Copy of this order be provided to the learned counsel for the petitioner through available mode and a copy be also sent to the learned trial Court.”

             To summarise, what this judgment postulates is that even in offences which are serious in nature, the accused should not be kept in custody without trial in such cases also as that would tantamount to pre-trial punishment. But yes, if the accused is a habitual offender or has been previously convicted in some other case also then the accused can be kept in custody. But the respondents in this case could not place on record anything to show that the petitioner is a habitual offender or that he has previously been either implicated or convicted of similar offences. So it was quite palpable that the accused had to be released on bail as happened also subject to the conditions as stated above in para 12! Very rightly so! We all also know fully well that in such similar cases the notion of “Bail is the rule and jail is the exception” as propounded most famously by former Supreme Court Judge late Justice VR Krishna Iyer while he was Judge still holds the ground even now!

Sanjeev Sirohi

Leave a Comment

Your email address will not be published. Required fields are marked *

* Copy This Password *

* Type Or Paste Password Here *

Cookies help us deliver our services.

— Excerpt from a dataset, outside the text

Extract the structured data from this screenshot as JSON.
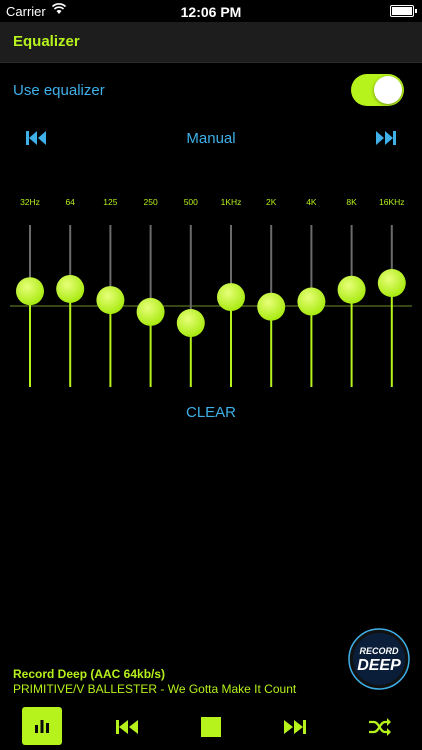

By using our services, you agree to our use of cookies. More Information   
%d bloggers like this: